╭──

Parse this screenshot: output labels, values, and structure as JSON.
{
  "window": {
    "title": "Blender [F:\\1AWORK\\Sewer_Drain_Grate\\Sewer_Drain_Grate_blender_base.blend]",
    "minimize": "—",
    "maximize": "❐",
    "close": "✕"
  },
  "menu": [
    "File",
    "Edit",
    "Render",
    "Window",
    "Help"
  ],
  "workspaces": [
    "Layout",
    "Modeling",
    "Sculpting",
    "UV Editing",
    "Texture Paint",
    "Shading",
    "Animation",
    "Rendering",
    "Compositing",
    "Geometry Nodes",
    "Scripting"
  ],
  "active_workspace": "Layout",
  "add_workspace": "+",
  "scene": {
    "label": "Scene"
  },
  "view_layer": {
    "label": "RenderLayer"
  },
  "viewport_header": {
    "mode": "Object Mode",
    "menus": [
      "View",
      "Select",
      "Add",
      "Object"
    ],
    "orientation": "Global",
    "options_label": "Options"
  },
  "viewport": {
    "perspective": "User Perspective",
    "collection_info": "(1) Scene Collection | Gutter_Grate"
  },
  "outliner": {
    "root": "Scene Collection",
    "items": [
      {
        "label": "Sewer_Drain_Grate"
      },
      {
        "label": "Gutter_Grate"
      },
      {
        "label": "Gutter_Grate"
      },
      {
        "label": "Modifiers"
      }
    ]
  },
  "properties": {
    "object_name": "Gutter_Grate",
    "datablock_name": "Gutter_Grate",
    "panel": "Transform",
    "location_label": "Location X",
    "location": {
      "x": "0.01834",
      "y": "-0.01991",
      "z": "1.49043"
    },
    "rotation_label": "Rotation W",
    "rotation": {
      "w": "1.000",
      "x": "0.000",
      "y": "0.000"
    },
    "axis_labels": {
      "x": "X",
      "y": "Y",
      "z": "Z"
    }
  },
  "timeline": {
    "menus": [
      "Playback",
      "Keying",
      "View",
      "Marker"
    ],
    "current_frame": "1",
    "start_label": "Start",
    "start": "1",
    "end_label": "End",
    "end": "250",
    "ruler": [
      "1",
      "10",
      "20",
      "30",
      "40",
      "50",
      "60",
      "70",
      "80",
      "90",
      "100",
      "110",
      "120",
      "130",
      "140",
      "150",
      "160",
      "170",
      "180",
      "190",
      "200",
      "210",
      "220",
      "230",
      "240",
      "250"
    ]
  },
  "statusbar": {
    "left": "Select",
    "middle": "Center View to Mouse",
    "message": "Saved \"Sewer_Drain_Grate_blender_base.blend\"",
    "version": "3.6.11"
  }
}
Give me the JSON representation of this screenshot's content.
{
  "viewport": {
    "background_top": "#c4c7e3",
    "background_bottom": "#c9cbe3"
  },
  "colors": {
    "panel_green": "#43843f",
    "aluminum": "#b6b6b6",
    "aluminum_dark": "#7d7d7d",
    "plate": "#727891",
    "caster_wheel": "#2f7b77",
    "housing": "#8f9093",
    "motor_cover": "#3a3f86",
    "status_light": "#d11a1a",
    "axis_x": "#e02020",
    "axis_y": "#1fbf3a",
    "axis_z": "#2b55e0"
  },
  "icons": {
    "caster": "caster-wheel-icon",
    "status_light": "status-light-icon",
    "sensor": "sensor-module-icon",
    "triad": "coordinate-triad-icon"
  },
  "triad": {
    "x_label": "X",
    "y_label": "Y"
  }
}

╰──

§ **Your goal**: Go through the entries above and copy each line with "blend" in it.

§ **Written solution**:
    "title": "Blender [F:\\1AWORK\\Sewer_Drain_Grate\\Sewer_Drain_Grate_blender_base.blend]",
    "message": "Saved \"Sewer_Drain_Grate_blender_base.blend\"",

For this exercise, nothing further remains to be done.